When deciding on the design of your concrete countertops, consider the size and shape of your countertop. Large slabs may require 3 or 4 sets of hands, and they can add significantly to the cost. The additional cost of casting the extras, such as drainboards, trivets, and sinks, will also drive up the total cost. If you're unable to find a concrete countertop contractor in your area, you may have to travel a bit to get a good deal. Additionally, the cost of living in cities and on the coasts is higher than in smaller towns and cities.

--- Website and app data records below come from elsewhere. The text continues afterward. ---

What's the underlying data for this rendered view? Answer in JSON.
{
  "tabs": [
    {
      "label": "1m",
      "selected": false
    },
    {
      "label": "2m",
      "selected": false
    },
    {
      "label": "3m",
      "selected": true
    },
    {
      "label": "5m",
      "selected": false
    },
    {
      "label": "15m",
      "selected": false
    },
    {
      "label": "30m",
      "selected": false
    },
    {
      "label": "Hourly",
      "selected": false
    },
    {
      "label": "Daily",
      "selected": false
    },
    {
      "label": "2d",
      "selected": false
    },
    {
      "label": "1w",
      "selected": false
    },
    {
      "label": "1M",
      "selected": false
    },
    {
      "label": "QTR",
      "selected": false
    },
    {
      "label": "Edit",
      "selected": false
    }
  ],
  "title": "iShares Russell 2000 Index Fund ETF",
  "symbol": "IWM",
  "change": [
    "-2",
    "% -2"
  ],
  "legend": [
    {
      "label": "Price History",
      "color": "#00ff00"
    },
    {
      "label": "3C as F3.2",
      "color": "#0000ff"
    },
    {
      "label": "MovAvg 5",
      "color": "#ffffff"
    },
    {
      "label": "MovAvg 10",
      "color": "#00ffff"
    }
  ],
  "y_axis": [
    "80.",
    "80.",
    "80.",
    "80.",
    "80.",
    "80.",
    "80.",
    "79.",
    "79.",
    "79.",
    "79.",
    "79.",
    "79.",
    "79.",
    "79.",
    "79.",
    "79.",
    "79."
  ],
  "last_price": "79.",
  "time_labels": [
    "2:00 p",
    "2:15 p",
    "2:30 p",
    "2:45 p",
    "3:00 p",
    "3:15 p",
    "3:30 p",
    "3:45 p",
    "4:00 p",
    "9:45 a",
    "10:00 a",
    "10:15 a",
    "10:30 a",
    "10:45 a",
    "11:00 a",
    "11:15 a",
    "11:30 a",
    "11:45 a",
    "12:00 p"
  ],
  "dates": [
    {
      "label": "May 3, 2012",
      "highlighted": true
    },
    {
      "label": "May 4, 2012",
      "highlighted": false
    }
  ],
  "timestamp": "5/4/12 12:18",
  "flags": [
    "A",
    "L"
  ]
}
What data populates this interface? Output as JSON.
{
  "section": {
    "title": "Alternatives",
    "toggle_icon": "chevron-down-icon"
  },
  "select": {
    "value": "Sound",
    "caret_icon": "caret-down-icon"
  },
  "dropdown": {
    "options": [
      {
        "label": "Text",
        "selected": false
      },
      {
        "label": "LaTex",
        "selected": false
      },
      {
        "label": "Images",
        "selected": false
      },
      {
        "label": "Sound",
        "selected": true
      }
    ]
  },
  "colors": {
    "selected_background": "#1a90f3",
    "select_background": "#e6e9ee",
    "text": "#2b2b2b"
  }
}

Besides being cheap and easy to install, concrete countertops also require some experience. If you're handy with tools, you can pour a concrete countertop yourself. However, if you're not confident in your concrete-pouring skills, consider hiring a professional to do the job. It will save you a lot of time and ensure a quality finish. If you're not comfortable with working with concrete, consider hiring a professional to install your countertops.
If you have decided to install concrete countertops in your home, you need to know what to expect. The installation process is highly skilled and requires intensive labor. When choosing a contractor, ask for pictures or samples of their work. You should choose one that can incorporate your wishes and personalize your countertop according to your taste and requirements. Many countertop contractors work as a team, consulting interior designers and hiring their team of skilled workers to complete the project.
You should discuss with the client whether or not they want concrete countertops, as some people do not like the look. However, if you are the type of person who likes the rustic look of concrete, this is an option for you. While the cracks are purely aesthetic and do not affect the structure of the countertop, they are something to be aware of. Cracks may show up immediately after installation, or several weeks afterward. In either case, you should avoid cutting directly on the countertop, as it can ruin your knife and ruin the counter.
When it comes to a concrete countertop, the installation process is similar to that of installing stone. You can transport the concrete countertop slabs vertically. You can also use the same tools used to carry the stone. Once the concrete countertop has been placed, you should fill the seams using sanded acrylic tile caulk. Concrete countertops also require sealing under the sink opening. You can use a tutorial video to walk you through the installation process.
Once the countertop has been installed, you must apply a sealant to it to protect it. The sealant must cure for at least five days before it can be used again. You can also wax the surface to extend the time between resealing. Once the countertop is installed, you should apply a good wax sealer every nine to 12 months to maintain the beautiful finish. These sealants also prevent cracking and staining.
If you're considering using concrete countertops for your home, you've probably asked yourself, "How do I get started?" You might be surprised to know that concrete is a versatile material. You can cut and shape the material to fit your space, whether you want a straight, L-shaped, or even C-shaped counter. You can also purchase…